pokemon go apparently still going on – and it’s still a threat to society. Dutch authorities this week filed a lawsuit against the game’s developers, Niantic, to ban players from descending on the fragile beaches of Kijkduin near The Hague, which have earned a reputation as the Pokémon capital of the Netherlands.
Gamers have been thronging the beach since the game launched in the Netherlands in July, and the local government of The Hague claims it has “repeatedly and persistently sought contact” with Niantic, via telephone, letters and subpoenas, and that the company has “never responded “. ,” forces the hand of the city. The case is due Oct. 11.

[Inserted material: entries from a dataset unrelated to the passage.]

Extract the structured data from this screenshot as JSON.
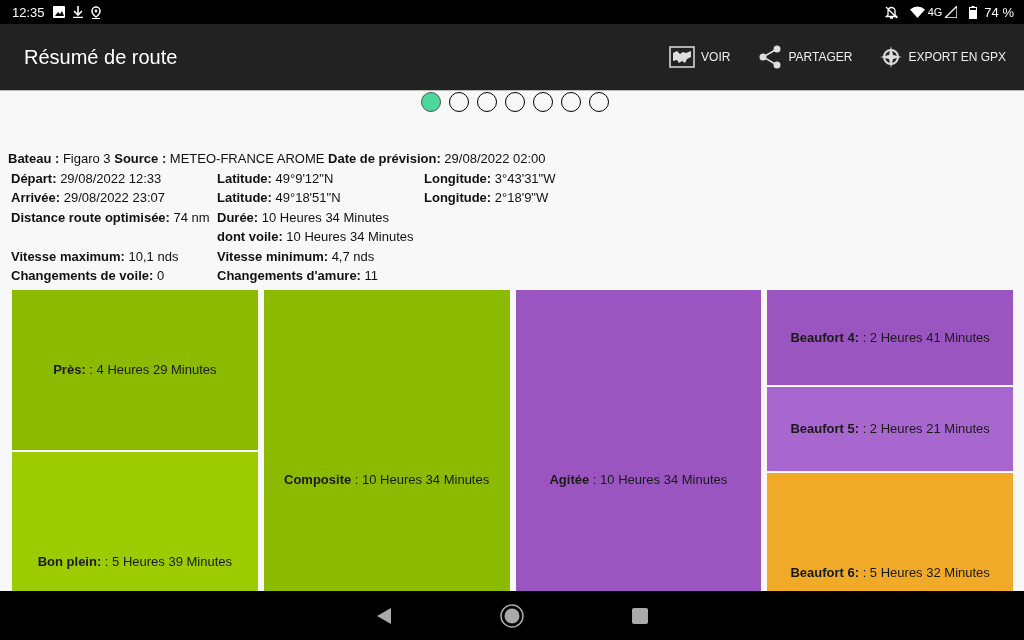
{
  "status_bar": {
    "time": "12:35",
    "network": "4G",
    "battery": "74 %"
  },
  "app_bar": {
    "title": "Résumé de route",
    "actions": [
      {
        "kind": "map",
        "label": "VOIR"
      },
      {
        "kind": "share",
        "label": "PARTAGER"
      },
      {
        "kind": "compass",
        "label": "EXPORT EN GPX"
      }
    ]
  },
  "pager": [
    {
      "selected": true
    },
    {
      "selected": false
    },
    {
      "selected": false
    },
    {
      "selected": false
    },
    {
      "selected": false
    },
    {
      "selected": false
    },
    {
      "selected": false
    }
  ],
  "summary": {
    "header": "**Bateau :** Figaro 3 **Source :** METEO-FRANCE AROME **Date de prévision:** 29/08/2022 02:00",
    "rows": [
      [
        "**Départ:** 29/08/2022 12:33",
        "**Latitude:** 49°9'12\"N",
        "**Longitude:** 3°43'31\"W"
      ],
      [
        "**Arrivée:** 29/08/2022 23:07",
        "**Latitude:** 49°18'51\"N",
        "**Longitude:** 2°18'9\"W"
      ],
      [
        "**Distance route optimisée:** 74 nm",
        "**Durée:** 10 Heures 34 Minutes",
        ""
      ],
      [
        "",
        "**dont voile:** 10 Heures 34 Minutes",
        ""
      ],
      [
        "**Vitesse maximum:** 10,1 nds",
        "**Vitesse minimum:** 4,7 nds",
        ""
      ],
      [
        "**Changements de voile:** 0",
        "**Changements d'amure:** 11",
        ""
      ]
    ]
  },
  "treemap": [
    [
      {
        "text": "**Près:** : 4 Heures 29 Minutes",
        "color": "#8cba00"
      },
      {
        "text": "**Bon plein:** : 5 Heures 39 Minutes",
        "color": "#9ccc00"
      }
    ],
    [
      {
        "text": "**Composite** : 10 Heures 34 Minutes",
        "color": "#8cba00"
      }
    ],
    [
      {
        "text": "**Agitée** : 10 Heures 34 Minutes",
        "color": "#9a55c0"
      }
    ],
    [
      {
        "text": "**Beaufort 4:** : 2 Heures 41 Minutes",
        "color": "#9a55c0"
      },
      {
        "text": "**Beaufort 5:** : 2 Heures 21 Minutes",
        "color": "#a866cf"
      },
      {
        "text": "**Beaufort 6:** : 5 Heures 32 Minutes",
        "color": "#f0aa28"
      }
    ]
  ]
}
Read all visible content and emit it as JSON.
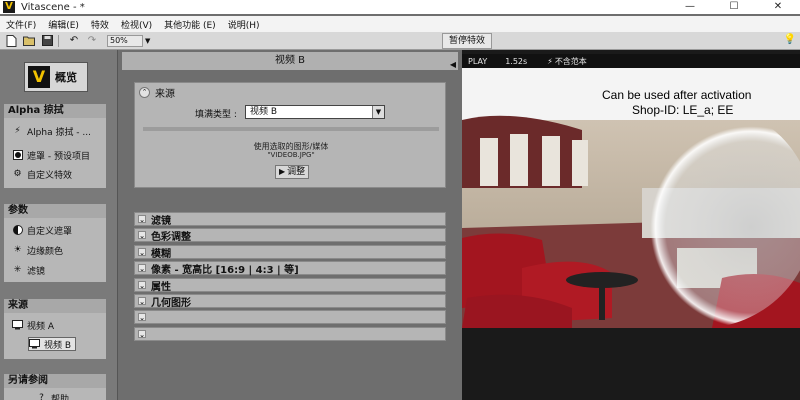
{
  "window": {
    "title": "Vitascene - *",
    "logo_letter": "V",
    "minimize": "—",
    "maximize": "☐",
    "close": "✕"
  },
  "menu": [
    "文件(F)",
    "编辑(E)",
    "特效",
    "检视(V)",
    "其他功能 (E)",
    "说明(H)"
  ],
  "toolbar": {
    "zoom": "50%",
    "pause_effect": "暂停特效"
  },
  "sidebar": {
    "overview_label": "概览",
    "sections": [
      {
        "title": "Alpha 掠拭",
        "items": [
          "Alpha 掠拭 - ...",
          "遮罩 - 预设项目",
          "自定义特效"
        ]
      },
      {
        "title": "参数",
        "items": [
          "自定义遮罩",
          "边缘颜色",
          "滤镜"
        ]
      },
      {
        "title": "来源",
        "items": [
          "视频 A",
          "视频 B"
        ]
      },
      {
        "title": "另请参阅",
        "items": [
          "帮助"
        ]
      }
    ],
    "selected_source": "视频 B"
  },
  "center": {
    "header": "视频 B",
    "source_title": "来源",
    "fill_type_label": "填满类型 :",
    "fill_type_value": "视频 B",
    "hint": "使用选取的图形/媒体",
    "file": "\"VIDEOB.JPG\"",
    "adjust_button": "调整",
    "accordion": [
      "滤镜",
      "色彩调整",
      "模糊",
      "像素 - 宽高比 [16:9 | 4:3 | 等]",
      "属性",
      "几何图形",
      "",
      ""
    ]
  },
  "preview": {
    "play_label": "PLAY",
    "time": "1.52s",
    "mode": "不含范本",
    "watermark_line1": "Can be used after activation",
    "watermark_line2": "Shop-ID:  LE_a; EE"
  },
  "colors": {
    "accent_yellow": "#f2c200",
    "panel_gray": "#b5b5b5",
    "dark_preview": "#1a1a1a"
  }
}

However, in typical Dutch fashion, the local council isn’t even pushing for an outright ban – it just wants Niantic to make sure no virtual monsters appear in the resort’s popular augmented reality game between 11 p.m. and 7 a.m. to prevent unnecessary damage to the natural areas and nuisance for local residents. It also aims for a complete ban on the appearance of pokémon in the protected dune areas.
“In this way, Kijkduin remains attractive to pokemon go players, but prevents nuisance for local residents and damage to nature reserves, “said the municipality in a statement.
What’s strange is that Niantic has honored several other citizen requests to prevent the appearance of the collectible monsters and of the pokéstops, where players can collect in-game resources. Many historic sites and sensitive locations are now pokémon-free, including the Berlin Holocaust Memorials and the Hiroshima Atomic Bomb Memorials. Similarly, Auschwitz is off the map, as is the Arlington National Cemetery in the US, the Cambodian Genocide Museum and the nuclear containment area around Fukushima in Japan.
Frame image by Remko De Waal/AFP/Getty Images